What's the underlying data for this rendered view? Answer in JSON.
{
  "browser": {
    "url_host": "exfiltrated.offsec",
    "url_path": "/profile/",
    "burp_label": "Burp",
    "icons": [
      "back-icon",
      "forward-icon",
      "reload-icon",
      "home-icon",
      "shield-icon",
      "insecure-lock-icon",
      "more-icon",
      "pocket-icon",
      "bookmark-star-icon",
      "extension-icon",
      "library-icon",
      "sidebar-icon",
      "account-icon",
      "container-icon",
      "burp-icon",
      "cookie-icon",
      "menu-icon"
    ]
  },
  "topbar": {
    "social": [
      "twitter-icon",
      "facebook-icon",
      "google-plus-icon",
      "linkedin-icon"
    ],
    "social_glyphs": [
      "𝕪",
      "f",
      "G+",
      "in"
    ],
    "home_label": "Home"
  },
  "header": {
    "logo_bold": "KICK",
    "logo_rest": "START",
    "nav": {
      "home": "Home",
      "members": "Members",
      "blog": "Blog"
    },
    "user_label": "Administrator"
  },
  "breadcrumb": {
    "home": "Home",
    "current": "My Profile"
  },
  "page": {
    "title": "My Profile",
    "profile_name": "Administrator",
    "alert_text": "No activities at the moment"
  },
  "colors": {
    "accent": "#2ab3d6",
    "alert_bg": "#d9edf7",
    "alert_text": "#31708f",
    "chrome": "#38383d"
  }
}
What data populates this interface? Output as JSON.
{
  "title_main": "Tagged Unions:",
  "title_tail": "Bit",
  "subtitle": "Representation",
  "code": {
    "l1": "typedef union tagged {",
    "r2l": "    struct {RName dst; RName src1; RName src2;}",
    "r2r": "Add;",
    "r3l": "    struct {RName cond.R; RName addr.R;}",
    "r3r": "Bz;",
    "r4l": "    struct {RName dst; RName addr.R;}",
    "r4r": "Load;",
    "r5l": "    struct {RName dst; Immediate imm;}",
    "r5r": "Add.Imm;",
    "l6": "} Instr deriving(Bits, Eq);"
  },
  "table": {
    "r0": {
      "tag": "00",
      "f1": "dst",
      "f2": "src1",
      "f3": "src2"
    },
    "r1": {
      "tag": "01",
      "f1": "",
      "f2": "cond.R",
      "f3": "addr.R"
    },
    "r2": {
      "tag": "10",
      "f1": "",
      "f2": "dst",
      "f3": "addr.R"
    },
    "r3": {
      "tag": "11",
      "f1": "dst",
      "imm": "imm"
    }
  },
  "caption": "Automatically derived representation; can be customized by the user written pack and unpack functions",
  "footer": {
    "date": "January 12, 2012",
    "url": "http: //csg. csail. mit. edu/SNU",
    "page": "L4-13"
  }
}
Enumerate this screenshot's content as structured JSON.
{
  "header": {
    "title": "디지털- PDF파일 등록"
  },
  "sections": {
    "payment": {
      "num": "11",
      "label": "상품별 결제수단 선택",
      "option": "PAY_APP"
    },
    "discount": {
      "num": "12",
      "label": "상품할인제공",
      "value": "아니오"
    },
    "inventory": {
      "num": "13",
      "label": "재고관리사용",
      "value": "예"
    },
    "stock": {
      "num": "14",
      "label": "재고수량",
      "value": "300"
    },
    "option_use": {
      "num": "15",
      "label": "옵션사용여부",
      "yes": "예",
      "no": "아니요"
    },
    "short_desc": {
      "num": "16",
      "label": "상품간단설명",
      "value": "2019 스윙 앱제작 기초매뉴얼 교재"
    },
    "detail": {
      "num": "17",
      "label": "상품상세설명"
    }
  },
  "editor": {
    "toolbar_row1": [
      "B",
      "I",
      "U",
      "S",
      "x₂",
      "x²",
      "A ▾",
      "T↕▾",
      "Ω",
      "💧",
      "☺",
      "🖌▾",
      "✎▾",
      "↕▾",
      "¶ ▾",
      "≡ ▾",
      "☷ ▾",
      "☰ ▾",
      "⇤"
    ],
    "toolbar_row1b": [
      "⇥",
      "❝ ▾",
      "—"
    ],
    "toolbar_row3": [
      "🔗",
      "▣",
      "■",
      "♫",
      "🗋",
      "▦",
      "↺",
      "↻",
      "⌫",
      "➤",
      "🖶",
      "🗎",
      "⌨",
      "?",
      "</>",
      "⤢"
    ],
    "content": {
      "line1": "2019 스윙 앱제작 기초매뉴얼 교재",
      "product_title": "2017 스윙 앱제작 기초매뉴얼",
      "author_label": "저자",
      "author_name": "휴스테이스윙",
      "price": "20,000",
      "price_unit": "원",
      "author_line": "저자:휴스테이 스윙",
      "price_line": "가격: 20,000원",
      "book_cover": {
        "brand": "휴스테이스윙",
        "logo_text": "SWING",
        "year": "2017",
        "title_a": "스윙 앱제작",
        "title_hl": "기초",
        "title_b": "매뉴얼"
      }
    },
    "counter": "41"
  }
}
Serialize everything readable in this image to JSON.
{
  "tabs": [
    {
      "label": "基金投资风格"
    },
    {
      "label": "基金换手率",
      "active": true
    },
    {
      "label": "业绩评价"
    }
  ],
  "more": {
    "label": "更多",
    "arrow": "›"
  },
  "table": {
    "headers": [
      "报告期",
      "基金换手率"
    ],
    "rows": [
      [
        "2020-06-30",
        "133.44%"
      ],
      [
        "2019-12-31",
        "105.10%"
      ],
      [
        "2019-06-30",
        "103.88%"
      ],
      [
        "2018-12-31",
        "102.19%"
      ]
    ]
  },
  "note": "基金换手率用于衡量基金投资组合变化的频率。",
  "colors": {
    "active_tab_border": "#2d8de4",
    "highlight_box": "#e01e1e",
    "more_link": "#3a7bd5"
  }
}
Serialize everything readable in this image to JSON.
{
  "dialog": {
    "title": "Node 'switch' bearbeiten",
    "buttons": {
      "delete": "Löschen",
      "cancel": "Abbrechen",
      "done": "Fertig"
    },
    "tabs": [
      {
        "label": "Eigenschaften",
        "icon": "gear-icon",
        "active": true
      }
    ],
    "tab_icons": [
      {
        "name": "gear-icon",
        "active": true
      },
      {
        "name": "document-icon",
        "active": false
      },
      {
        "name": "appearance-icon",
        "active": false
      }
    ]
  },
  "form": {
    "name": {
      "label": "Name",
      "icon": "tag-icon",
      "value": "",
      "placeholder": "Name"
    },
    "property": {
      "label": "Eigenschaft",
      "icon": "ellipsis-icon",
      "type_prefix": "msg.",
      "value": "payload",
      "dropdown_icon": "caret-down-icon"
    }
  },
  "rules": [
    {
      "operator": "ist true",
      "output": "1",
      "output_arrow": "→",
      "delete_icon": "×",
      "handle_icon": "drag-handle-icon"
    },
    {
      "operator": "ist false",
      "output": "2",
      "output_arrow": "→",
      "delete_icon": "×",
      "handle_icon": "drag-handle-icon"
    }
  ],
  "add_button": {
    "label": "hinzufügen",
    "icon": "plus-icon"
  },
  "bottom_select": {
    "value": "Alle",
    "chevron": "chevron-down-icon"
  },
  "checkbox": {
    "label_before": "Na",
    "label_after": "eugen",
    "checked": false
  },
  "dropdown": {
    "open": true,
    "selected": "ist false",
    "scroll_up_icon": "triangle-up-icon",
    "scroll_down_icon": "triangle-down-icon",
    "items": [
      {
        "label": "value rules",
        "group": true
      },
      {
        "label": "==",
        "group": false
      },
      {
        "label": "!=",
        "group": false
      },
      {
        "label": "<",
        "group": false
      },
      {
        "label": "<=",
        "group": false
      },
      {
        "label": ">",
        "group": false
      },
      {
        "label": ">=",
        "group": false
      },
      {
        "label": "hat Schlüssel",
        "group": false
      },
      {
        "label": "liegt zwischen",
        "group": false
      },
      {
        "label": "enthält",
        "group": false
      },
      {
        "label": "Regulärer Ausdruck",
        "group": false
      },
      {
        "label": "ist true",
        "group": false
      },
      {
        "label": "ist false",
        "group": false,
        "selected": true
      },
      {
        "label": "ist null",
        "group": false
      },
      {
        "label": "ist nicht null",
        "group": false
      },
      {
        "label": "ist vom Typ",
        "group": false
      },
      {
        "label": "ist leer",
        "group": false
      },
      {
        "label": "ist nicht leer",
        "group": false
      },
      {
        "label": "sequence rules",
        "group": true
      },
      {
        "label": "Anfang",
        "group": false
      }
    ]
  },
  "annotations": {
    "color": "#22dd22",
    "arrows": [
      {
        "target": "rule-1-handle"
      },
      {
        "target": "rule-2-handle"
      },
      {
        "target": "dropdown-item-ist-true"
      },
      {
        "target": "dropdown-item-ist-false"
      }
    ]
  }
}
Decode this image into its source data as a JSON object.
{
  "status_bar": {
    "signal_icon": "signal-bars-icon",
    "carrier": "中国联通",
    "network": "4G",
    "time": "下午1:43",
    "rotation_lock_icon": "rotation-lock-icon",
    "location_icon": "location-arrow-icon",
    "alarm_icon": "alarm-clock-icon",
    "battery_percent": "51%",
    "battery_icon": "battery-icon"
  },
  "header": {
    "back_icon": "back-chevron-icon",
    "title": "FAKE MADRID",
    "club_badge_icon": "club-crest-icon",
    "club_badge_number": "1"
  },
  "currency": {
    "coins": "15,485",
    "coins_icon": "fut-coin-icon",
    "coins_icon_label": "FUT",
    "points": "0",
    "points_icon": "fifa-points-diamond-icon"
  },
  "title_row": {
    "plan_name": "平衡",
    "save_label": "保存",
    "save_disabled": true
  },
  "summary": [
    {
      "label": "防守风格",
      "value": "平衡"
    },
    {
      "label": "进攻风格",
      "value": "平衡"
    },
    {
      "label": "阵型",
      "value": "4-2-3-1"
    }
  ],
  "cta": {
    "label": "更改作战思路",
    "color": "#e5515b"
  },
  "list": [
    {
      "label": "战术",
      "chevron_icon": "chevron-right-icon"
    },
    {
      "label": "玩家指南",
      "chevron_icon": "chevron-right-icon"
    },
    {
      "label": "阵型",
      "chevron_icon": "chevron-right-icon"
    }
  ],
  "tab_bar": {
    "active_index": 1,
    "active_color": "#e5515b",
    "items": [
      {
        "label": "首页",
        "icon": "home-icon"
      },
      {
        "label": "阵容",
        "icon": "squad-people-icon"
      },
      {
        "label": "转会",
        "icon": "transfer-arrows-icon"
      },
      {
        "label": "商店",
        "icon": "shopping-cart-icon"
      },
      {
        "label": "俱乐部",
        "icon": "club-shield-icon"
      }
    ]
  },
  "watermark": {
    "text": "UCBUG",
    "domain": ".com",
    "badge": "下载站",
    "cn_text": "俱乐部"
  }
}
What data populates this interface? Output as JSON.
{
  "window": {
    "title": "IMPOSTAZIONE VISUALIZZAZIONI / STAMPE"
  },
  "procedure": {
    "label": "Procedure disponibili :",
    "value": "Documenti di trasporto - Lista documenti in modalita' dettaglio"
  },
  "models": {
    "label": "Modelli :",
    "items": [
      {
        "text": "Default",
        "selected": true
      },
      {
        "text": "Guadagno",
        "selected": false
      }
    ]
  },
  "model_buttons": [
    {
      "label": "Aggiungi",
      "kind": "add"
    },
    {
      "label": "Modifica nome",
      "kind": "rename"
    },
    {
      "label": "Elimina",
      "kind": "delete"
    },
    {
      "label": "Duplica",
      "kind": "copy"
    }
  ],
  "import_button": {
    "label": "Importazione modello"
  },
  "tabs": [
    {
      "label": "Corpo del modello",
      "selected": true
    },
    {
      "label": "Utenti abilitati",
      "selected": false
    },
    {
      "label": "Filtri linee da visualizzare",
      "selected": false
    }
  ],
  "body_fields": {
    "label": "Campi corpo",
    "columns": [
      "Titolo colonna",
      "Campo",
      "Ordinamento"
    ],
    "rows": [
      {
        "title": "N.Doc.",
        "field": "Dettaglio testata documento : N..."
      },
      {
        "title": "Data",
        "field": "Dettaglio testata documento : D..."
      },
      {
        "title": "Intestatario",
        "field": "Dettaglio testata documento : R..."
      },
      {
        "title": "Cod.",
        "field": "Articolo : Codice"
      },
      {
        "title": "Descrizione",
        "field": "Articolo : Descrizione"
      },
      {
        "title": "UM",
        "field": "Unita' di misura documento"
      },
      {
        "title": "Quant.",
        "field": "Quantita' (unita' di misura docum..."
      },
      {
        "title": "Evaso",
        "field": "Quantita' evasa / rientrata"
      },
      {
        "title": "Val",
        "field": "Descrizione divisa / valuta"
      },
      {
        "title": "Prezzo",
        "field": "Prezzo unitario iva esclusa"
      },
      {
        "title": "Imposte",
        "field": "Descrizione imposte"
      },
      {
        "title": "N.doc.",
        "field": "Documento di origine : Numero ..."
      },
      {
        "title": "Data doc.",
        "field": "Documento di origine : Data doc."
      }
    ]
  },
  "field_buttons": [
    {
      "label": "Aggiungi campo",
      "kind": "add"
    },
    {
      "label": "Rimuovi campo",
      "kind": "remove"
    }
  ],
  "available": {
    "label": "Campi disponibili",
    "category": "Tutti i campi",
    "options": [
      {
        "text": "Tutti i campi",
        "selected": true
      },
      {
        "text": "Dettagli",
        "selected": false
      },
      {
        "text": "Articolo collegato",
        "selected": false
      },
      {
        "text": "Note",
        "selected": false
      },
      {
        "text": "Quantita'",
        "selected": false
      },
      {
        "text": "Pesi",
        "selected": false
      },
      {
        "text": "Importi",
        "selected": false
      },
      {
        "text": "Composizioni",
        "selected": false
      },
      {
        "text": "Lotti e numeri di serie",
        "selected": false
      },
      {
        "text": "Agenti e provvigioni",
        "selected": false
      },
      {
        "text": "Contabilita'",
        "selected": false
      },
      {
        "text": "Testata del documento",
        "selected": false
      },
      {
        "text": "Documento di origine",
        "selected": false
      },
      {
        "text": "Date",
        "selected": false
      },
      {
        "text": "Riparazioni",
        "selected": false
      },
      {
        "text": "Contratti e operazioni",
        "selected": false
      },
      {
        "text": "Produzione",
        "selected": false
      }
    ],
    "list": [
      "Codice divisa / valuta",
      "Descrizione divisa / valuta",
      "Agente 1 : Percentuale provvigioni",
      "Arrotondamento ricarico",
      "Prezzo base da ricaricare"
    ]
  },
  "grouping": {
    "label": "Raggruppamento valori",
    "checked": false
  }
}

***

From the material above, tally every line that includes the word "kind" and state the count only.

*Result of the task*
6